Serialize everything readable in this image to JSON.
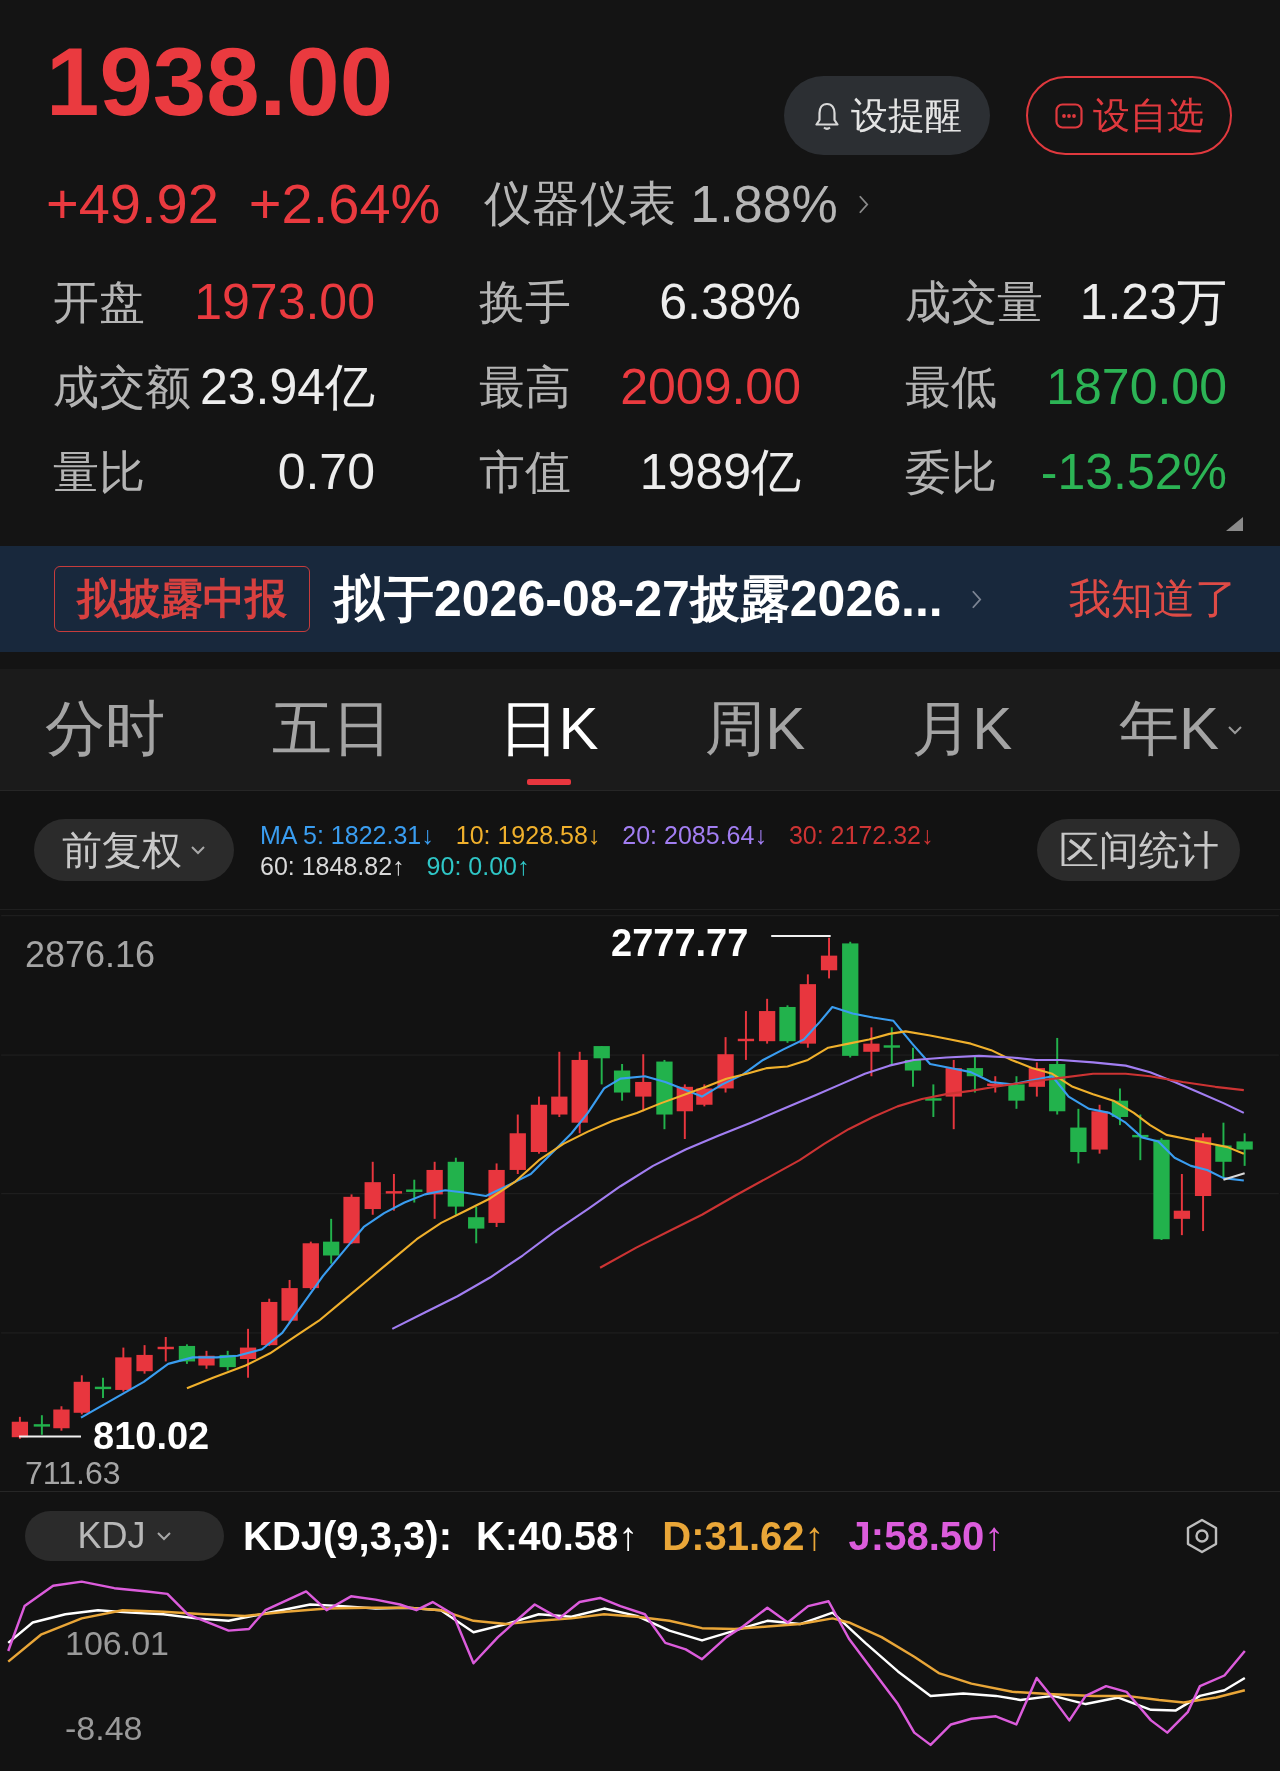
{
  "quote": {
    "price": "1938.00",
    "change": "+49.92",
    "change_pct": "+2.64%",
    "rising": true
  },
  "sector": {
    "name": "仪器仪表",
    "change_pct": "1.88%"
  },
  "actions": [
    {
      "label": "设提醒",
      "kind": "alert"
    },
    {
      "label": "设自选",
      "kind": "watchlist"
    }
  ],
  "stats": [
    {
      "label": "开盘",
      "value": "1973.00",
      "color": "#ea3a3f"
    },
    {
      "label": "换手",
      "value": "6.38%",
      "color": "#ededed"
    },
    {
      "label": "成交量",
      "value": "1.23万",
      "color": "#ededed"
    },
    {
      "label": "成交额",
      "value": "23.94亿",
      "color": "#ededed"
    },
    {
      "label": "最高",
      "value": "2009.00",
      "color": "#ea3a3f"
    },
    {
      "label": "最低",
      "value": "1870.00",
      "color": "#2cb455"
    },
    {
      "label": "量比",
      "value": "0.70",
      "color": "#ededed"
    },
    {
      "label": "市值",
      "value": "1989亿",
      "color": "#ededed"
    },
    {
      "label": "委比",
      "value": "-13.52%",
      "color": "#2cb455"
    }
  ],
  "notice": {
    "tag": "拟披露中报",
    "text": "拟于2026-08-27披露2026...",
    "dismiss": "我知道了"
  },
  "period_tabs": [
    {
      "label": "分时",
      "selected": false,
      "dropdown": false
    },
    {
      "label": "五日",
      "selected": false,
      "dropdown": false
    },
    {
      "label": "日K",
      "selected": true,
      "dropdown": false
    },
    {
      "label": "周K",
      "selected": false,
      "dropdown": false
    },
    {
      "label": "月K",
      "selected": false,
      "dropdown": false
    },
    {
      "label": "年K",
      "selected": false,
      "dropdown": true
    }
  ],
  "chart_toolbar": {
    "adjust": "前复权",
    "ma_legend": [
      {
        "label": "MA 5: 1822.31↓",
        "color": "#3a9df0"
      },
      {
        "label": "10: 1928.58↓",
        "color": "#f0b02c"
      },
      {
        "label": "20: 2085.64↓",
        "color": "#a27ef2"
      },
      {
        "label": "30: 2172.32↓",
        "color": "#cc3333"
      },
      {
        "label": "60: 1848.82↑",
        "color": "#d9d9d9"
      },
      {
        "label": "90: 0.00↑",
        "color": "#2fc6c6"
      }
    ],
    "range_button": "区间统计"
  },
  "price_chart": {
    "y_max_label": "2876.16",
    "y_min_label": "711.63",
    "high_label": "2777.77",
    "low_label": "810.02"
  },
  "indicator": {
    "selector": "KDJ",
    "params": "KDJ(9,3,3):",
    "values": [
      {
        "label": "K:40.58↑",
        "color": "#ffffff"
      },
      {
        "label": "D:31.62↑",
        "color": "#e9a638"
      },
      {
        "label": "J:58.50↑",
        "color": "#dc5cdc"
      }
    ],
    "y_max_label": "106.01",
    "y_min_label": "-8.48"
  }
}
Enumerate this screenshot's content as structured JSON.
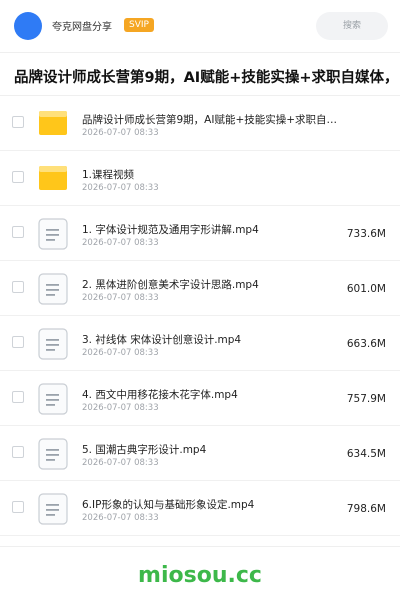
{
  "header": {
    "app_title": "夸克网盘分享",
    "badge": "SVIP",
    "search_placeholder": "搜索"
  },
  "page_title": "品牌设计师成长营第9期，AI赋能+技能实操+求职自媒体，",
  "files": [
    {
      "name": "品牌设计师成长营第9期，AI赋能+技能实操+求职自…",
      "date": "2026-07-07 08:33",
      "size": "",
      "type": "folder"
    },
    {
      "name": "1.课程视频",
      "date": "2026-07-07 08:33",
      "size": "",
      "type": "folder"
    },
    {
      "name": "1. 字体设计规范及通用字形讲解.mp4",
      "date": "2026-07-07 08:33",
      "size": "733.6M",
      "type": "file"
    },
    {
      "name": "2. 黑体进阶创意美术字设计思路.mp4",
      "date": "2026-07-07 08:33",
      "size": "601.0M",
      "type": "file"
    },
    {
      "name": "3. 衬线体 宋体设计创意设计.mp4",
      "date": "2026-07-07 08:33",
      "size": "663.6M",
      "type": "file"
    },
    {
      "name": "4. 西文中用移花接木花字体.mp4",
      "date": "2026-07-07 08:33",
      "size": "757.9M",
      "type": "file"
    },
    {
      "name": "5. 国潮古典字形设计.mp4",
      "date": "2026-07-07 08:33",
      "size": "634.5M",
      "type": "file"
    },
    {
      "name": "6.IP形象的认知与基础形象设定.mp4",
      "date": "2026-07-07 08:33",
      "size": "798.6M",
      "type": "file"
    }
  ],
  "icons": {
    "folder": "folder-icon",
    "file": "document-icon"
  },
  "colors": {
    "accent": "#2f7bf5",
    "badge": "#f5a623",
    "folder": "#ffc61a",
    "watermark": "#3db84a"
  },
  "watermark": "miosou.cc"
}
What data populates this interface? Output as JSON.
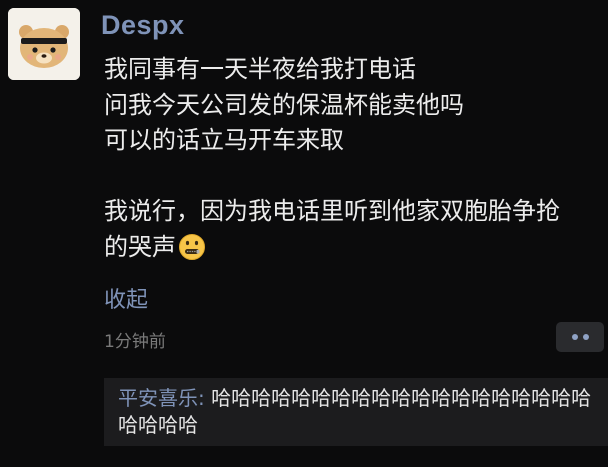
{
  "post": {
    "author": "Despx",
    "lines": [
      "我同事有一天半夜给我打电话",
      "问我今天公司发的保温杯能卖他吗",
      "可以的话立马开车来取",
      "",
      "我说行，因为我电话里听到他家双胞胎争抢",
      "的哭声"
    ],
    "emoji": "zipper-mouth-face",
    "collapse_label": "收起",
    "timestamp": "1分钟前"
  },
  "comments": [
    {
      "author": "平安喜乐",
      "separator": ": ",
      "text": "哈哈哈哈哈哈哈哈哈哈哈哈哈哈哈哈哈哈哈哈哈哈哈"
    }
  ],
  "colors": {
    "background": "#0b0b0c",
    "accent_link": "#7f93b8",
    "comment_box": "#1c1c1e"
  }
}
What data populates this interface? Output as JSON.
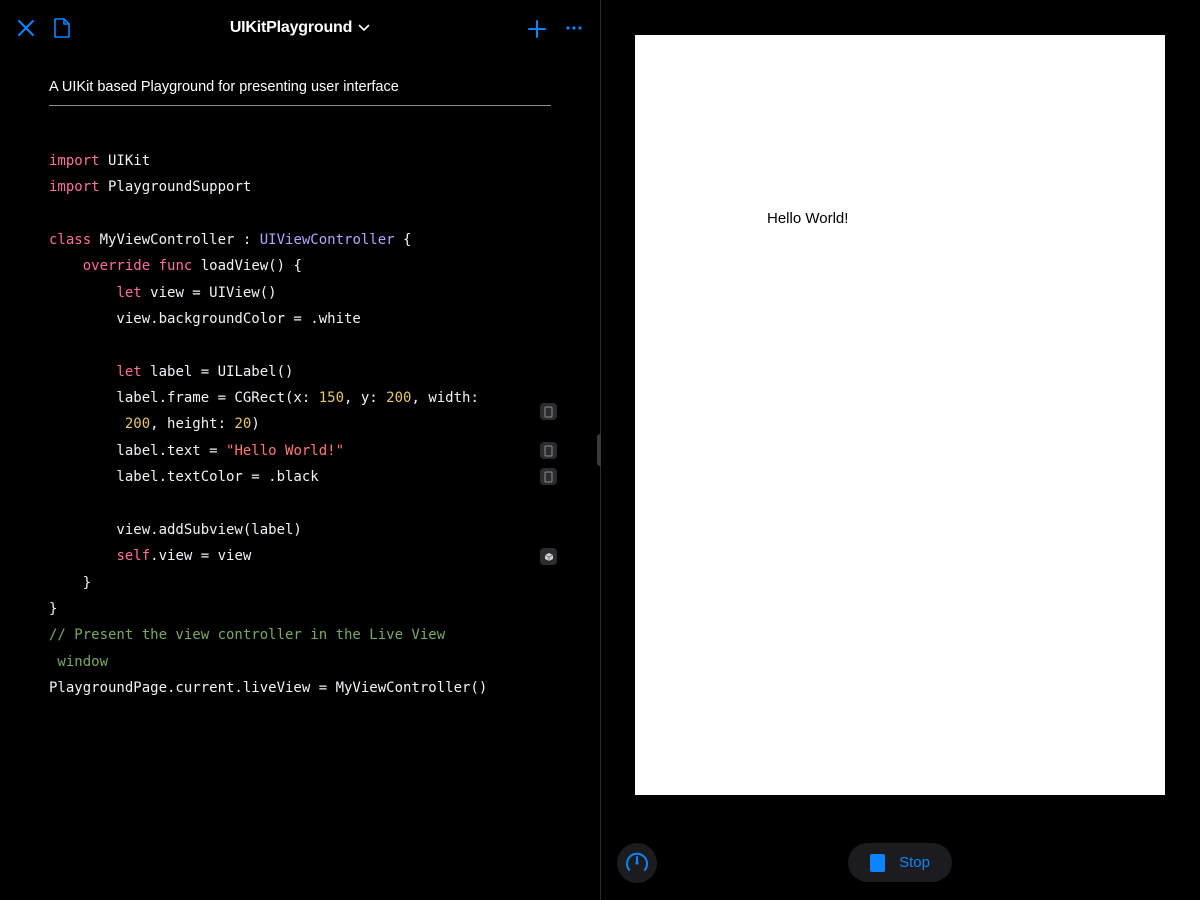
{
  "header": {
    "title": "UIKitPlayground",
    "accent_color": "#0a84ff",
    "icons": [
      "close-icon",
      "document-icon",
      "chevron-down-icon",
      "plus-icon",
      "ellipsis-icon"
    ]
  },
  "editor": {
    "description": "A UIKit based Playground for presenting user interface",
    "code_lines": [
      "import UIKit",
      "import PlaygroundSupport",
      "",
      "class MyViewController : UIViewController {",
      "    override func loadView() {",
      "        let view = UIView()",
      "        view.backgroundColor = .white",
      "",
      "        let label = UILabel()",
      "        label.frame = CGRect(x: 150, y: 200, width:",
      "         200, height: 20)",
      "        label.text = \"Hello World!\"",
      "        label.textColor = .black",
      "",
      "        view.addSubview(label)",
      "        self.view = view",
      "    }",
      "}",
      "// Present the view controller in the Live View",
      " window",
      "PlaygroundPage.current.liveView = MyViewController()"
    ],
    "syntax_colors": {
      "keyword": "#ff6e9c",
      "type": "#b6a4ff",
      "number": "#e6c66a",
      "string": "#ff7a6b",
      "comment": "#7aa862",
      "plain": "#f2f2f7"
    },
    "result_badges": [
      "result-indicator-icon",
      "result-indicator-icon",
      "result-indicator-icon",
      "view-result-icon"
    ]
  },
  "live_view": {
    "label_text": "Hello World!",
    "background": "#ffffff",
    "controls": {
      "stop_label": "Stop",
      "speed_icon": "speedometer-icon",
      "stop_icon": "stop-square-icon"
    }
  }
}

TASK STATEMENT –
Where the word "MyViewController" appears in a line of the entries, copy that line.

OUTPUT OF THE EXERCISE –
      "class MyViewController : UIViewController {",
      "PlaygroundPage.current.liveView = MyViewController()"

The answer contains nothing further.